(Data records)
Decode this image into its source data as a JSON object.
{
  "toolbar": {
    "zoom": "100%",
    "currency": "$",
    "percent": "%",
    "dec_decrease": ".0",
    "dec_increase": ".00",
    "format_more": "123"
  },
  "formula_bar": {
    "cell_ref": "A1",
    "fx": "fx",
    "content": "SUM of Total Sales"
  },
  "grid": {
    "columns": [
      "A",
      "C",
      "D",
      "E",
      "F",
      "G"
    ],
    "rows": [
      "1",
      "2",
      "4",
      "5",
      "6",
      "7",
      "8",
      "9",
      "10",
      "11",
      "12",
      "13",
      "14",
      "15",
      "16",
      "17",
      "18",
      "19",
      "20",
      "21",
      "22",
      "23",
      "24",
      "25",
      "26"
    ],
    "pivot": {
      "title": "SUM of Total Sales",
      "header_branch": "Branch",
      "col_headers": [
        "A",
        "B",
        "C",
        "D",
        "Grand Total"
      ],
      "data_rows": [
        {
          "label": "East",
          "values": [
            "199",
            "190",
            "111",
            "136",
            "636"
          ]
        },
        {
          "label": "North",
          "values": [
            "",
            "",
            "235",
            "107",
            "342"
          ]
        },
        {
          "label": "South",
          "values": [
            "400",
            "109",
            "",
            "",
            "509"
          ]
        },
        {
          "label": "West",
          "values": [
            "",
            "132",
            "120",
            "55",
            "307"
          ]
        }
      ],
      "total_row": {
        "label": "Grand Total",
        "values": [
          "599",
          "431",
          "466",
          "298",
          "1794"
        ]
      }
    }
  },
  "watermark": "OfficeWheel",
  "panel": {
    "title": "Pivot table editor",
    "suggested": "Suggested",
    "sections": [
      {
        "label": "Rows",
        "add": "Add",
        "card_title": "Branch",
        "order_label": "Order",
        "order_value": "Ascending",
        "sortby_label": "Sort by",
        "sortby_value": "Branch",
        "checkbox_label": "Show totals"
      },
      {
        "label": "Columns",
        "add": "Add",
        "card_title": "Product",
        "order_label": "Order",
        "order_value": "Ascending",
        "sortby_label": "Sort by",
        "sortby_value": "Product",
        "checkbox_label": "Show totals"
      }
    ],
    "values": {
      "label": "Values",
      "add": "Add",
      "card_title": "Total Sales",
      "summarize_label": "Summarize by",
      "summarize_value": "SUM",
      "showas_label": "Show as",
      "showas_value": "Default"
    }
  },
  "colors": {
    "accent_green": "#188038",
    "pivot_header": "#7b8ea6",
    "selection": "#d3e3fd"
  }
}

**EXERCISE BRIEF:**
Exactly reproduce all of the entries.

**TASK SOLUTION:**
Decode this image into its source data as a JSON object.
{
  "toolbar": {
    "zoom": "100%",
    "currency": "$",
    "percent": "%",
    "dec_decrease": ".0",
    "dec_increase": ".00",
    "format_more": "123"
  },
  "formula_bar": {
    "cell_ref": "A1",
    "fx": "fx",
    "content": "SUM of Total Sales"
  },
  "grid": {
    "columns": [
      "A",
      "C",
      "D",
      "E",
      "F",
      "G"
    ],
    "rows": [
      "1",
      "2",
      "4",
      "5",
      "6",
      "7",
      "8",
      "9",
      "10",
      "11",
      "12",
      "13",
      "14",
      "15",
      "16",
      "17",
      "18",
      "19",
      "20",
      "21",
      "22",
      "23",
      "24",
      "25",
      "26"
    ],
    "pivot": {
      "title": "SUM of Total Sales",
      "header_branch": "Branch",
      "col_headers": [
        "A",
        "B",
        "C",
        "D",
        "Grand Total"
      ],
      "data_rows": [
        {
          "label": "East",
          "values": [
            "199",
            "190",
            "111",
            "136",
            "636"
          ]
        },
        {
          "label": "North",
          "values": [
            "",
            "",
            "235",
            "107",
            "342"
          ]
        },
        {
          "label": "South",
          "values": [
            "400",
            "109",
            "",
            "",
            "509"
          ]
        },
        {
          "label": "West",
          "values": [
            "",
            "132",
            "120",
            "55",
            "307"
          ]
        }
      ],
      "total_row": {
        "label": "Grand Total",
        "values": [
          "599",
          "431",
          "466",
          "298",
          "1794"
        ]
      }
    }
  },
  "watermark": "OfficeWheel",
  "panel": {
    "title": "Pivot table editor",
    "suggested": "Suggested",
    "sections": [
      {
        "label": "Rows",
        "add": "Add",
        "card_title": "Branch",
        "order_label": "Order",
        "order_value": "Ascending",
        "sortby_label": "Sort by",
        "sortby_value": "Branch",
        "checkbox_label": "Show totals"
      },
      {
        "label": "Columns",
        "add": "Add",
        "card_title": "Product",
        "order_label": "Order",
        "order_value": "Ascending",
        "sortby_label": "Sort by",
        "sortby_value": "Product",
        "checkbox_label": "Show totals"
      }
    ],
    "values": {
      "label": "Values",
      "add": "Add",
      "card_title": "Total Sales",
      "summarize_label": "Summarize by",
      "summarize_value": "SUM",
      "showas_label": "Show as",
      "showas_value": "Default"
    }
  },
  "colors": {
    "accent_green": "#188038",
    "pivot_header": "#7b8ea6",
    "selection": "#d3e3fd"
  }
}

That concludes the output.